Henderson County Sheriff Botie Hillhouse told the Athens Kiwanis Club on Tuesday that although several gaming rooms were shut down recently, some are re-emerging.
"We did make gaming rooms a priority here," Hillhouse said. "We were actually able to shut them down for a while but unfortunately they're coming back, so we're going to have to focus more resourses on them."
The game rooms are dangerous places where you'll find drug activity, Hillhouse said.
"You've got a lot of elderly people in them and a lot of times they'll get robbed," Hillhouse said.
The gaming machines are much like slot machines seen in casinos in Louisiana. The machines themselves are not illegal, but paying big prizes or large sums of money to winners is. The biggest one shut down in the county recently was on State Highway 155 in Coffee City, on the eastern edge of the county.

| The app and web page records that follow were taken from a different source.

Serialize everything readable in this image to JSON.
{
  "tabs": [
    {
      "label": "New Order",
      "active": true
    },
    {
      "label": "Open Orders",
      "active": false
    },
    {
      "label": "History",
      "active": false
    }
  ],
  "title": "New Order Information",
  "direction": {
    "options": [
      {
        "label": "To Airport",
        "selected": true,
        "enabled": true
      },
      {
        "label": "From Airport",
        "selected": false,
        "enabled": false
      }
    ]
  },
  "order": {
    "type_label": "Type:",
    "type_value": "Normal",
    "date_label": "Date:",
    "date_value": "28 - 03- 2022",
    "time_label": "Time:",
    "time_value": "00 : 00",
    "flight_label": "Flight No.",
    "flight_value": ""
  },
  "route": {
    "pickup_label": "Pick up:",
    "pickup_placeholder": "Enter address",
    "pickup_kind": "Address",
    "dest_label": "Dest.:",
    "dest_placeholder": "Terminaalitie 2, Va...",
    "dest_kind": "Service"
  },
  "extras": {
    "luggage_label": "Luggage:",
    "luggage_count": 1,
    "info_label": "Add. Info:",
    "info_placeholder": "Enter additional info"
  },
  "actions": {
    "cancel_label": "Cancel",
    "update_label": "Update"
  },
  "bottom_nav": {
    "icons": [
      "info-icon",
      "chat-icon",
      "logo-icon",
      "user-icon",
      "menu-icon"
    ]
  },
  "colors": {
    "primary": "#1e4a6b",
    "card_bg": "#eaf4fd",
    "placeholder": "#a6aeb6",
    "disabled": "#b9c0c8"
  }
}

"With that organization, we seized over $1 million," Hillhouse said. "They were making probably $20,000 to $40,000 a week for the owners so they're willing to take a misdemeanor slap on the wrist to make that kind of money."
Hillhouse said the HCSO now investigates the gaming rooms as organized criminal activity. It takes longer to investigate, but carries a stiffer sentence.

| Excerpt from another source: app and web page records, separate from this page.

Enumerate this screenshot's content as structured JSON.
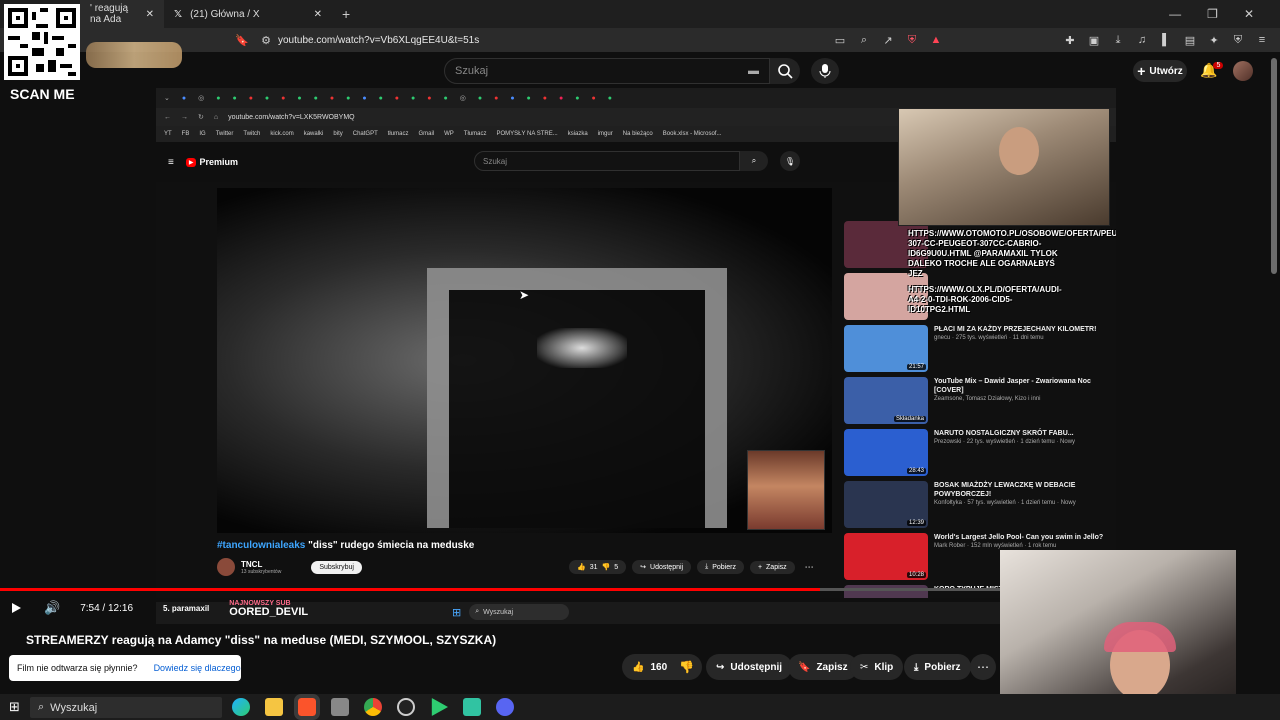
{
  "browser": {
    "tabs": [
      {
        "label": "' reagują na Ada"
      },
      {
        "label": "(21) Główna / X"
      }
    ],
    "url": "youtube.com/watch?v=Vb6XLqgEE4U&t=51s"
  },
  "overlay": {
    "scan_me": "SCAN ME"
  },
  "youtube": {
    "search_placeholder": "Szukaj",
    "create_label": "Utwórz",
    "notif_count": "5"
  },
  "inner": {
    "url": "youtube.com/watch?v=LXK5RWOBYMQ",
    "bookmarks": [
      "YT",
      "FB",
      "IG",
      "Twitter",
      "Twitch",
      "kick.com",
      "kawalki",
      "bity",
      "ChatGPT",
      "tłumacz",
      "Gmail",
      "WP",
      "Tłumacz",
      "POMYSŁY NA STRE...",
      "ksiazka",
      "imgur",
      "Na bieżąco",
      "Book.xlsx - Microsof..."
    ],
    "logo": "Premium",
    "search_placeholder": "Szukaj",
    "video_title_tag": "#tanculownialeaks",
    "video_title_rest": " \"diss\" rudego śmiecia na meduske",
    "channel": "TNCL",
    "channel_subs": "13 subskrybentów",
    "subscribe": "Subskrybuj",
    "likes": "31",
    "dislikes": "5",
    "share": "Udostępnij",
    "download": "Pobierz",
    "save": "Zapisz",
    "recs": [
      {
        "title": "",
        "meta": "11.06 20:00",
        "duration": ""
      },
      {
        "title": "",
        "meta": "",
        "duration": ""
      },
      {
        "title": "PŁACI MI ZA KAŻDY PRZEJECHANY KILOMETR!",
        "meta": "gnecu · 275 tys. wyświetleń · 11 dni temu",
        "duration": "21:57"
      },
      {
        "title": "YouTube Mix – Dawid Jasper - Zwariowana Noc [COVER]",
        "meta": "Zeamsone, Tomasz Działowy, Kizo i inni",
        "duration": "Składanka"
      },
      {
        "title": "NARUTO NOSTALGICZNY SKRÓT FABU...",
        "meta": "Prezowski · 22 tys. wyświetleń · 1 dzień temu · Nowy",
        "duration": "28:43"
      },
      {
        "title": "BOSAK MIAŻDŻY LEWACZKĘ W DEBACIE POWYBORCZEJ!",
        "meta": "Konfołtyka · 57 tys. wyświetleń · 1 dzień temu · Nowy",
        "duration": "12:39"
      },
      {
        "title": "World's Largest Jello Pool- Can you swim in Jello?",
        "meta": "Mark Rober · 152 mln wyświetleń · 1 rok temu",
        "duration": "10:28"
      },
      {
        "title": "KORO TYPUJE MISTRZ EUROPY | Kornel Pryz",
        "meta": "",
        "duration": ""
      }
    ],
    "overlay1": "HTTPS://WWW.OTOMOTO.PL/OSOBOWE/OFERTA/PEUGEOT-307-CC-PEUGEOT-307CC-CABRIO-ID6G9U0U.HTML @PARAMAXIL TYLOK DALEKO TROCHE ALE OGARNAŁBYŚ JEZ",
    "overlay2": "HTTPS://WWW.OLX.PL/D/OFERTA/AUDI-A4-2-0-TDI-ROK-2006-CID5-ID10TPG2.HTML",
    "taskbar_search": "Wyszukaj"
  },
  "player": {
    "time": "7:54 / 12:16",
    "chapter": "5. paramaxil",
    "sub_label": "NAJNOWSZY SUB",
    "sub_name": "OORED_DEVIL",
    "progress": 0.82
  },
  "video": {
    "title": "STREAMERZY reagują na Adamcy \"diss\" na meduse (MEDI, SZYMOOL, SZYSZKA)",
    "likes": "160",
    "share": "Udostępnij",
    "save": "Zapisz",
    "clip": "Klip",
    "download": "Pobierz"
  },
  "hint": {
    "text": "Film nie odtwarza się płynnie?",
    "link": "Dowiedz się dlaczego"
  },
  "taskbar": {
    "search_placeholder": "Wyszukaj"
  }
}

"If we can make that case, it's a felony case," Hillhouse said. "When we started doing that, they all closed their doors."
The game rooms were gone for about a year before they started cropping up again.
Hillhouse said his department has had success fighting drugs in the county, which remains an ongoing process. He credits his deputies with working hard in the effort to rid the county of the illegal substances and their dealers.
Another subject Hillhouse covered at the Kiwanis meeting is a recent agreement that will help the county get evidence tested quicker at the Texas Department of Public Safety Crime Lab.
Henderson County is teaming up with Kaufman County to get a quicker turnaround on drug tests. Commissioners Court recently approved an interlocal agreement allowing the counties to share the cost of having the tests conducted by the Texas Department of Public Safety. The contract dedicates a DPS chemist to prioritize Henderson or Kaufman County cases. Henderson County pays $45,000 for its half of the cost.